--- DIRECTIONS ---
The answer must consist of every line below containing "withColumn".

--- SOURCE INFORMATION ---

* * * * * * *

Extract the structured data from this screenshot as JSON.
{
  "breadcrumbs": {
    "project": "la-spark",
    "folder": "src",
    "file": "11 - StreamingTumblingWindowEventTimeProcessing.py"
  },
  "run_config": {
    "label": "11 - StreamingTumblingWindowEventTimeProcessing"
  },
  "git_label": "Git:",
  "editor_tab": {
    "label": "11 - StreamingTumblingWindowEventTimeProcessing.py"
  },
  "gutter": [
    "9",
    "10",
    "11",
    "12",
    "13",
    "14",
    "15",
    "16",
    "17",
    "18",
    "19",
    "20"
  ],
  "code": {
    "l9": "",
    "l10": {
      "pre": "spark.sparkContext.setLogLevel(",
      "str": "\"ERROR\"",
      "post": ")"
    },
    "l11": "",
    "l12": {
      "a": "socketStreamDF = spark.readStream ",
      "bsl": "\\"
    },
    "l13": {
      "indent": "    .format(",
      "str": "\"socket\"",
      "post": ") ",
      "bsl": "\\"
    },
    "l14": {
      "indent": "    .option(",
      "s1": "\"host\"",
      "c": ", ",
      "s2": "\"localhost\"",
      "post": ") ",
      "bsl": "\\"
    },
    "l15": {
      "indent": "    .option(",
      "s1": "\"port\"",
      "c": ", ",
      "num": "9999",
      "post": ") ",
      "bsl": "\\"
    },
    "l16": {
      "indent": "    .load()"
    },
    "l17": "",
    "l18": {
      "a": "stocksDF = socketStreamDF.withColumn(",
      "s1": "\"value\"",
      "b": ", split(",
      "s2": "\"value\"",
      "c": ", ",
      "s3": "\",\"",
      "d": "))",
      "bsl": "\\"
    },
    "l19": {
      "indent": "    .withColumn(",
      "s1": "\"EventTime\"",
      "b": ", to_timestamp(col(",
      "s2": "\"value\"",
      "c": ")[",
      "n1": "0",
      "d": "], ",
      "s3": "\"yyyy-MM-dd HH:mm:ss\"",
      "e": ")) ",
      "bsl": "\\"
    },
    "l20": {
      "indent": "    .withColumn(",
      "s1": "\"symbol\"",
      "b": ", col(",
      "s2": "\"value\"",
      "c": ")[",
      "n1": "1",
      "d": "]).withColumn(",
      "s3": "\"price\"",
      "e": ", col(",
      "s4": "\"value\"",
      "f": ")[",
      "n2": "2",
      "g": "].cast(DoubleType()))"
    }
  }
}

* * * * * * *

--- ANSWER TO THE EXERCISE ---
      "a": "stocksDF = socketStreamDF.withColumn(",
      "indent": "    .withColumn(",
      "indent": "    .withColumn(",
      "d": "]).withColumn(",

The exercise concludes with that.